Oddly paced thriller with big credibility holes deals a tense, claustrophobic hand but can't get past a silly plotline that never once seems believable. Taut and edgy in some moments, but purely outrageous when it counts most., telepic is more of an exercise in behavior than in narrative since it takes place, for the most part, in one house.
An oddly paced thriller with big credibility holes, CBS’ “Footsteps” deals a tense, claustrophobic hand but can’t get past a silly plotline that never once seems believable. Taut and edgy in some moments, but purely outrageous when it counts most, telepic is more of an exercise in behavior than in narrative since it takes place, for the most part, in one house.

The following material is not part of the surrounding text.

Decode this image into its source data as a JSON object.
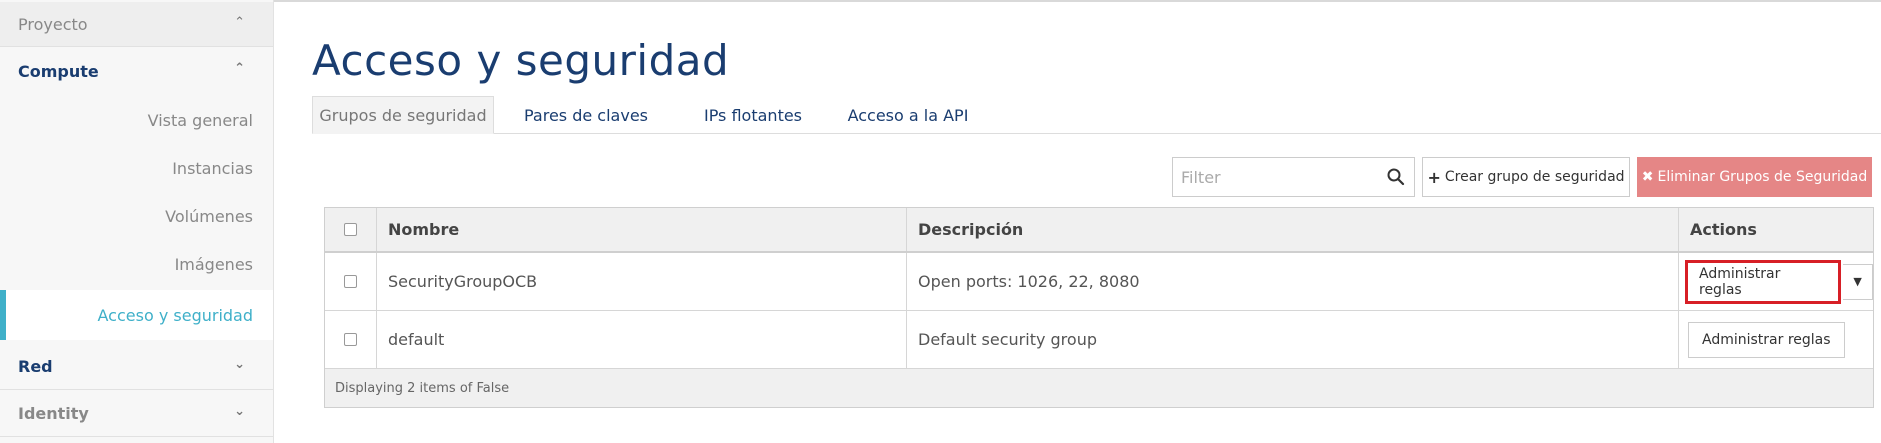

Only problem is, the characters presented aren’t very interesting; they’re TV cutouts who lack any subtlety.
Based on an unproduced play by Ira Levin, whose “Deathtrap” is one of many influences here along with “Misery” and “Wait Until Dark,” show is unconscionably simple in description but, as proven, not so easy to execute. An though it’s always nice to see director John Badham in action — he ups the suspense ante at certain points — the payoff will ultimately mean more to undemanding readers of dime-store novels.
Candice Bergen is Daisy Lowendahl, a pulp-crime writer whose books have sold millions but who can’t get jazzed about anything. In fact, she’s been an emotional wreck ever since she purposefully killed off her main franchise draw, unable to do simple tasks without the assistance of hubby Robbie (Michael Murphy).
Wanting desperately to prove she can be alone, she returns solo to her beachfront residence, just trying to get through the days without massive panic attacks. Her plan is ruined when she finds in her closet Spencer Weaver (Bug Hall), a lanky local who claims he’s just a fan and really doesn’t have any violent motives behind the stupid prank.
Just as she’s hearing him out, along comes police detective Eddie Bruno (Bryan Brown), a rough-edged charmer who says Robbie asked him to check on Daisy. As Daisy sorts out the truth, she must make split decisions and put her phobias on hold.
Armed with a high-concept design and several opportunities to have fun with some genre elements, Badham keeps things moving as much as he can. But more suited, due to its genesis, to the stage than the tube, the actions are too clunky and the words too stilted. (Project was adapted by Shelley Evans.)
Perfs are also awkward. Bergin’s overly mannered speech is so glaringly strange that it’s hard to picture her all the rage even as a populist author. Her condition also makes all of what transpires too transparent: Fear grips her, yet she doesn’t seem that freaked out about anything that’s happening. Brown’s whimsical approach to questionable activity and Hall’s wide-eyed gushing don’t do much for the seriousness of it all.
Filmed in Halifax, Nova Scotia, the pic’s major set — a nicely designed country home with a lived-in look — is on the money.